This is a concern that many pet owners have. Most of the time it is limited to female pets, but in some instances it is also caused by males.
It’s a common misconception that "acid" in a dog’s urine is what causes the brown spots left behind on your lawn. However, the culprit causing lawn burn is actually the high nitrogen content of your dog's urine.
Nitrogen is “the waste” in the urine, and it’s the result of protein breakdown through normal body processes. Urine can cause a nitrogen overload on most grasses. Female dogs are more likely to create the brown ring pattern on lawns, which some horticulturists call “female dog spot disease,” because their squatting produces a steady, concentrated stream.
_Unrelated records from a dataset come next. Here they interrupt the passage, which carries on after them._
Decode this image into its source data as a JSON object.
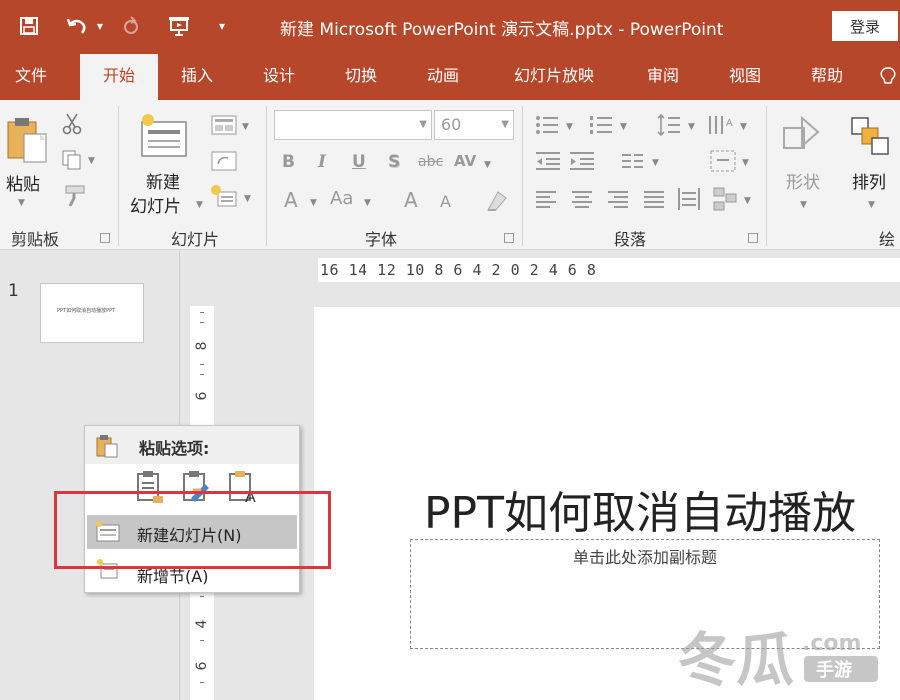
{
  "titlebar": {
    "doc_title": "新建 Microsoft PowerPoint 演示文稿.pptx  -  PowerPoint",
    "login_label": "登录"
  },
  "tabs": [
    {
      "label": "文件"
    },
    {
      "label": "开始"
    },
    {
      "label": "插入"
    },
    {
      "label": "设计"
    },
    {
      "label": "切换"
    },
    {
      "label": "动画"
    },
    {
      "label": "幻灯片放映"
    },
    {
      "label": "审阅"
    },
    {
      "label": "视图"
    },
    {
      "label": "帮助"
    }
  ],
  "ribbon": {
    "clipboard": {
      "group_label": "剪贴板",
      "paste_label": "粘贴"
    },
    "slides": {
      "group_label": "幻灯片",
      "new_slide_line1": "新建",
      "new_slide_line2": "幻灯片"
    },
    "font": {
      "group_label": "字体",
      "font_name": "",
      "font_size": "60",
      "bold": "B",
      "italic": "I",
      "underline": "U",
      "shadow": "S",
      "strike": "abc",
      "spacing": "AV",
      "grow": "A",
      "shrink": "A",
      "case": "Aa",
      "color": "A"
    },
    "paragraph": {
      "group_label": "段落"
    },
    "drawing": {
      "group_label": "绘",
      "shape_label": "形状",
      "arrange_label": "排列"
    }
  },
  "thumbnails": {
    "slide_number": "1",
    "thumb_text": "PPT如何取消自动播放PPT"
  },
  "ruler": {
    "h_text": "16 14 12 10 8 6 4 2 0 2 4 6 8",
    "v_numbers": [
      "8",
      "6",
      "4",
      "6"
    ]
  },
  "slide": {
    "title": "PPT如何取消自动播放",
    "subtitle_placeholder": "单击此处添加副标题"
  },
  "context_menu": {
    "paste_options_label": "粘贴选项:",
    "new_slide_label": "新建幻灯片(N)",
    "new_section_label": "新增节(A)"
  },
  "watermark": {
    "text": "冬瓜",
    "domain": ".com",
    "sub": "手游"
  },
  "colors": {
    "accent": "#b7472a",
    "highlight": "#d9363e",
    "menu_hover": "#c6c6c6"
  }
}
A repeated vet school mantra was, "dilution is the solution to pollution," and that concept holds equally true in the case of urine scald on your lawn. Therefore, the best way to help prevent brown spots is either by dilution or by addressing the external environment.